## Data records

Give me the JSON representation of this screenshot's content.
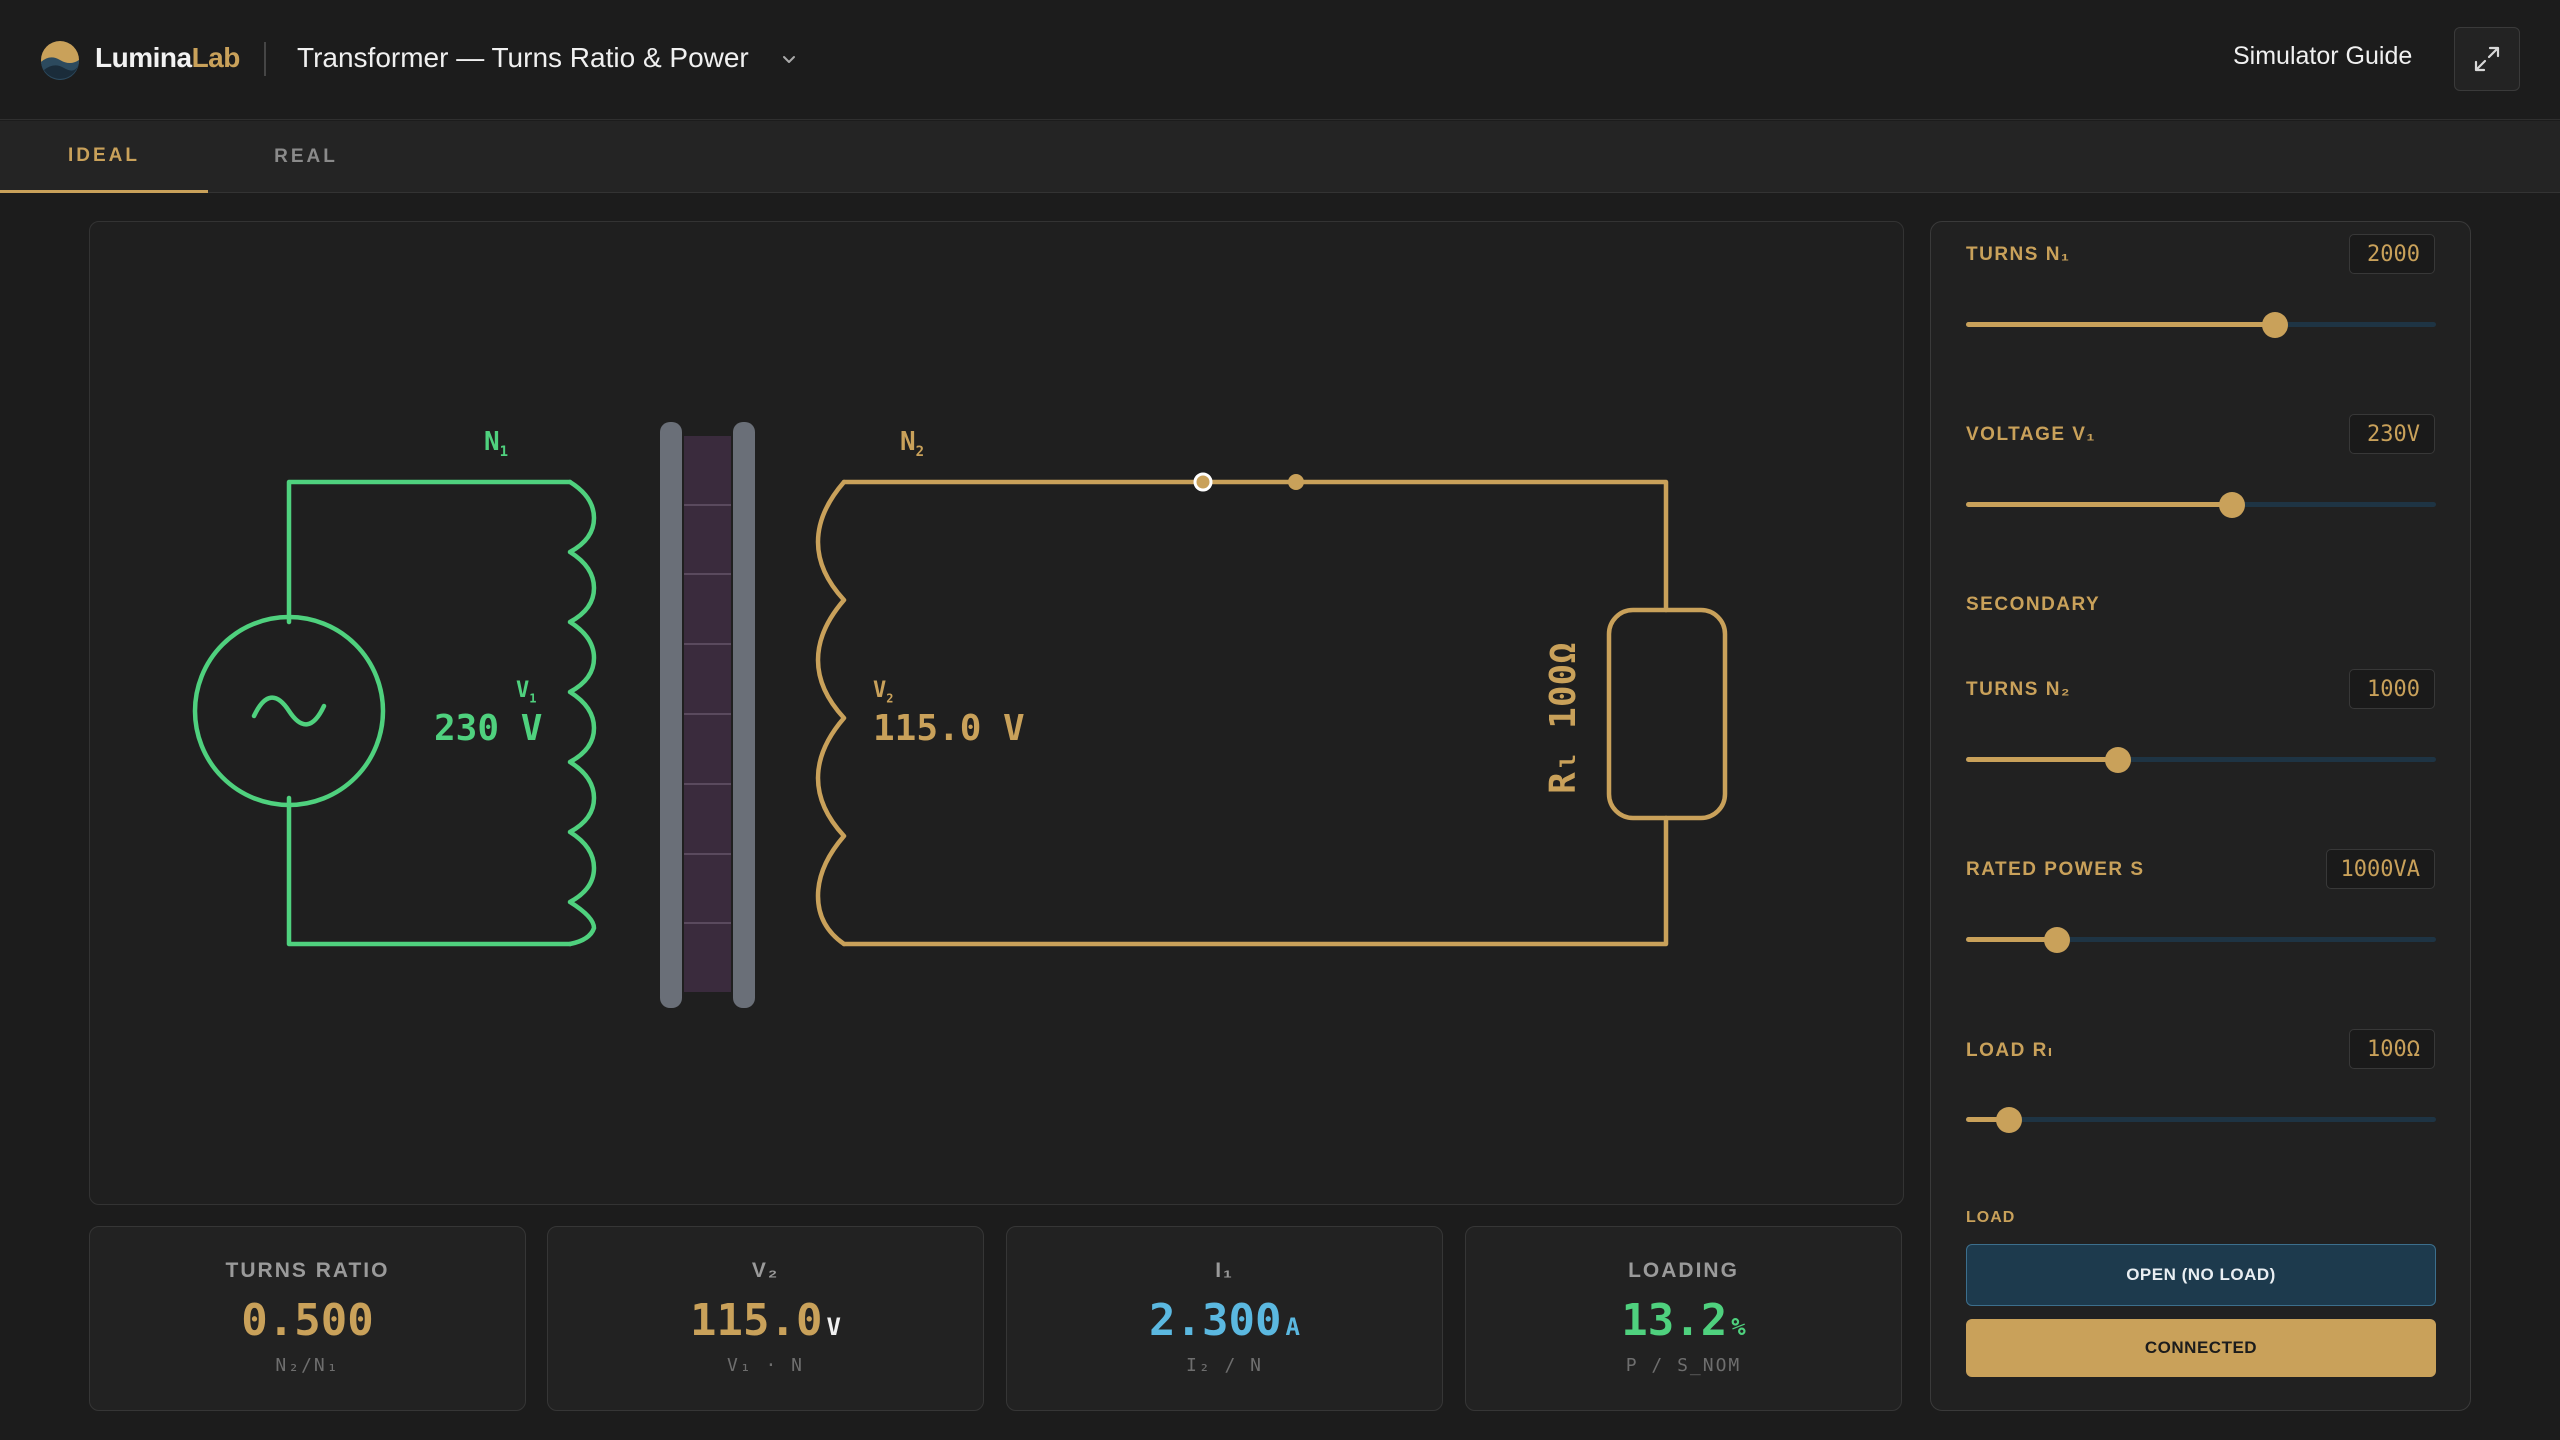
{
  "app": {
    "brand_part1": "Lumina",
    "brand_part2": "Lab",
    "title": "Transformer — Turns Ratio & Power",
    "guide_label": "Simulator Guide"
  },
  "tabs": [
    {
      "label": "IDEAL",
      "active": true
    },
    {
      "label": "REAL",
      "active": false
    }
  ],
  "circuit": {
    "n1_label": "N",
    "n1_sub": "1",
    "n2_label": "N",
    "n2_sub": "2",
    "v1_label": "V",
    "v1_sub": "1",
    "v1_value": "230 V",
    "v2_label": "V",
    "v2_sub": "2",
    "v2_value": "115.0 V",
    "load_label": "Rₗ 100Ω",
    "primary_color": "#4fd17e",
    "secondary_color": "#c9a15a"
  },
  "stats": [
    {
      "title": "TURNS RATIO",
      "value": "0.500",
      "unit": "",
      "sub": "N₂/N₁",
      "color": "#c9a15a"
    },
    {
      "title": "V₂",
      "value": "115.0",
      "unit": "V",
      "sub": "V₁ · N",
      "color": "#c9a15a"
    },
    {
      "title": "I₁",
      "value": "2.300",
      "unit": "A",
      "sub": "I₂ / N",
      "color": "#5bb8e0"
    },
    {
      "title": "LOADING",
      "value": "13.2",
      "unit": "%",
      "sub": "P / S_NOM",
      "color": "#4fd17e"
    }
  ],
  "controls": {
    "turns_n1": {
      "label": "TURNS N₁",
      "value": "2000",
      "fraction": 0.657
    },
    "voltage_v1": {
      "label": "VOLTAGE V₁",
      "value": "230V",
      "fraction": 0.567
    },
    "secondary_heading": "SECONDARY",
    "turns_n2": {
      "label": "TURNS N₂",
      "value": "1000",
      "fraction": 0.324
    },
    "rated_power": {
      "label": "RATED POWER S",
      "value": "1000VA",
      "fraction": 0.193
    },
    "load_r": {
      "label": "LOAD Rₗ",
      "value": "100Ω",
      "fraction": 0.092
    },
    "load_heading": "LOAD",
    "open_button": "OPEN (NO LOAD)",
    "connected_button": "CONNECTED"
  },
  "colors": {
    "accent": "#c9a15a",
    "primary_coil": "#4fd17e",
    "current": "#5bb8e0",
    "track": "#1e3444"
  }
}
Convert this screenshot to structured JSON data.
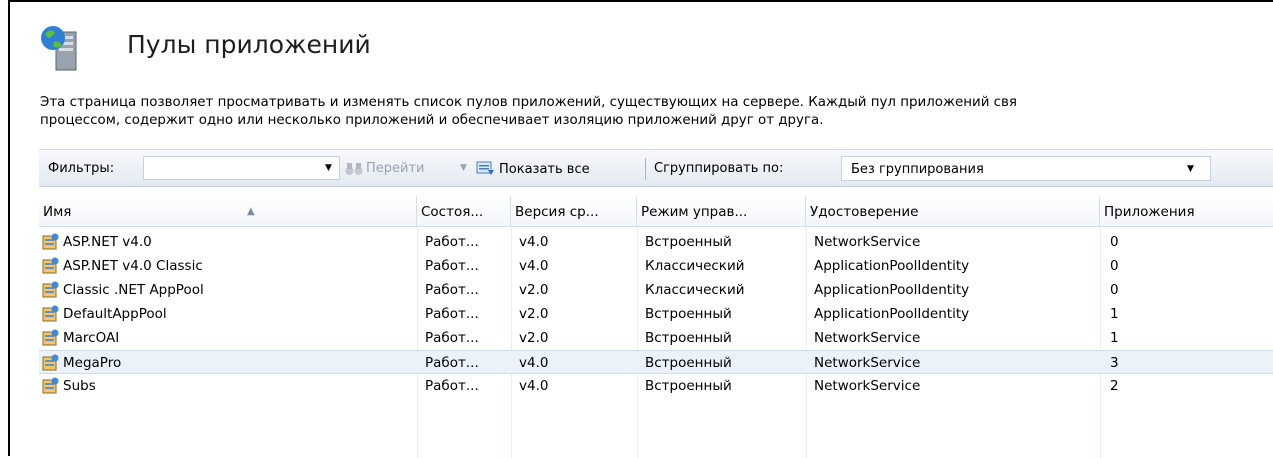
{
  "header": {
    "title": "Пулы приложений",
    "icon": "server-globe-icon"
  },
  "description": {
    "line1": "Эта страница позволяет просматривать и изменять список пулов приложений, существующих на сервере. Каждый пул приложений свя",
    "line2": "процессом, содержит одно или несколько приложений и обеспечивает изоляцию приложений друг от друга."
  },
  "toolbar": {
    "filter_label": "Фильтры:",
    "filter_value": "",
    "go_label": "Перейти",
    "show_all_label": "Показать все",
    "group_by_label": "Сгруппировать по:",
    "group_by_value": "Без группирования"
  },
  "columns": [
    "Имя",
    "Состоя...",
    "Версия ср...",
    "Режим управ...",
    "Удостоверение",
    "Приложения"
  ],
  "rows": [
    {
      "name": "ASP.NET v4.0",
      "status": "Работ...",
      "version": "v4.0",
      "mode": "Встроенный",
      "identity": "NetworkService",
      "apps": "0"
    },
    {
      "name": "ASP.NET v4.0 Classic",
      "status": "Работ...",
      "version": "v4.0",
      "mode": "Классический",
      "identity": "ApplicationPoolIdentity",
      "apps": "0"
    },
    {
      "name": "Classic .NET AppPool",
      "status": "Работ...",
      "version": "v2.0",
      "mode": "Классический",
      "identity": "ApplicationPoolIdentity",
      "apps": "0"
    },
    {
      "name": "DefaultAppPool",
      "status": "Работ...",
      "version": "v2.0",
      "mode": "Встроенный",
      "identity": "ApplicationPoolIdentity",
      "apps": "1"
    },
    {
      "name": "MarcOAI",
      "status": "Работ...",
      "version": "v2.0",
      "mode": "Встроенный",
      "identity": "NetworkService",
      "apps": "1"
    },
    {
      "name": "MegaPro",
      "status": "Работ...",
      "version": "v4.0",
      "mode": "Встроенный",
      "identity": "NetworkService",
      "apps": "3"
    },
    {
      "name": "Subs",
      "status": "Работ...",
      "version": "v4.0",
      "mode": "Встроенный",
      "identity": "NetworkService",
      "apps": "2"
    }
  ],
  "selected_row": "MegaPro",
  "colors": {
    "accent": "#2a6fc9",
    "selection": "#ebf2fa",
    "toolbar": "#e4eaf2"
  }
}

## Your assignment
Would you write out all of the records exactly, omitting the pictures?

## Response to this exercise
Give me the JSON representation of this screenshot's content.
{
  "app": {
    "brand_part1": "Lumina",
    "brand_part2": "Lab",
    "title": "Transformer — Turns Ratio & Power",
    "guide_label": "Simulator Guide"
  },
  "tabs": [
    {
      "label": "IDEAL",
      "active": true
    },
    {
      "label": "REAL",
      "active": false
    }
  ],
  "circuit": {
    "n1_label": "N",
    "n1_sub": "1",
    "n2_label": "N",
    "n2_sub": "2",
    "v1_label": "V",
    "v1_sub": "1",
    "v1_value": "230 V",
    "v2_label": "V",
    "v2_sub": "2",
    "v2_value": "115.0 V",
    "load_label": "Rₗ 100Ω",
    "primary_color": "#4fd17e",
    "secondary_color": "#c9a15a"
  },
  "stats": [
    {
      "title": "TURNS RATIO",
      "value": "0.500",
      "unit": "",
      "sub": "N₂/N₁",
      "color": "#c9a15a"
    },
    {
      "title": "V₂",
      "value": "115.0",
      "unit": "V",
      "sub": "V₁ · N",
      "color": "#c9a15a"
    },
    {
      "title": "I₁",
      "value": "2.300",
      "unit": "A",
      "sub": "I₂ / N",
      "color": "#5bb8e0"
    },
    {
      "title": "LOADING",
      "value": "13.2",
      "unit": "%",
      "sub": "P / S_NOM",
      "color": "#4fd17e"
    }
  ],
  "controls": {
    "turns_n1": {
      "label": "TURNS N₁",
      "value": "2000",
      "fraction": 0.657
    },
    "voltage_v1": {
      "label": "VOLTAGE V₁",
      "value": "230V",
      "fraction": 0.567
    },
    "secondary_heading": "SECONDARY",
    "turns_n2": {
      "label": "TURNS N₂",
      "value": "1000",
      "fraction": 0.324
    },
    "rated_power": {
      "label": "RATED POWER S",
      "value": "1000VA",
      "fraction": 0.193
    },
    "load_r": {
      "label": "LOAD Rₗ",
      "value": "100Ω",
      "fraction": 0.092
    },
    "load_heading": "LOAD",
    "open_button": "OPEN (NO LOAD)",
    "connected_button": "CONNECTED"
  },
  "colors": {
    "accent": "#c9a15a",
    "primary_coil": "#4fd17e",
    "current": "#5bb8e0",
    "track": "#1e3444"
  }
}
Convert this screenshot to structured JSON data.
{
  "header": {
    "title": "Пулы приложений",
    "icon": "server-globe-icon"
  },
  "description": {
    "line1": "Эта страница позволяет просматривать и изменять список пулов приложений, существующих на сервере. Каждый пул приложений свя",
    "line2": "процессом, содержит одно или несколько приложений и обеспечивает изоляцию приложений друг от друга."
  },
  "toolbar": {
    "filter_label": "Фильтры:",
    "filter_value": "",
    "go_label": "Перейти",
    "show_all_label": "Показать все",
    "group_by_label": "Сгруппировать по:",
    "group_by_value": "Без группирования"
  },
  "columns": [
    "Имя",
    "Состоя...",
    "Версия ср...",
    "Режим управ...",
    "Удостоверение",
    "Приложения"
  ],
  "rows": [
    {
      "name": "ASP.NET v4.0",
      "status": "Работ...",
      "version": "v4.0",
      "mode": "Встроенный",
      "identity": "NetworkService",
      "apps": "0"
    },
    {
      "name": "ASP.NET v4.0 Classic",
      "status": "Работ...",
      "version": "v4.0",
      "mode": "Классический",
      "identity": "ApplicationPoolIdentity",
      "apps": "0"
    },
    {
      "name": "Classic .NET AppPool",
      "status": "Работ...",
      "version": "v2.0",
      "mode": "Классический",
      "identity": "ApplicationPoolIdentity",
      "apps": "0"
    },
    {
      "name": "DefaultAppPool",
      "status": "Работ...",
      "version": "v2.0",
      "mode": "Встроенный",
      "identity": "ApplicationPoolIdentity",
      "apps": "1"
    },
    {
      "name": "MarcOAI",
      "status": "Работ...",
      "version": "v2.0",
      "mode": "Встроенный",
      "identity": "NetworkService",
      "apps": "1"
    },
    {
      "name": "MegaPro",
      "status": "Работ...",
      "version": "v4.0",
      "mode": "Встроенный",
      "identity": "NetworkService",
      "apps": "3"
    },
    {
      "name": "Subs",
      "status": "Работ...",
      "version": "v4.0",
      "mode": "Встроенный",
      "identity": "NetworkService",
      "apps": "2"
    }
  ],
  "selected_row": "MegaPro",
  "colors": {
    "accent": "#2a6fc9",
    "selection": "#ebf2fa",
    "toolbar": "#e4eaf2"
  }
}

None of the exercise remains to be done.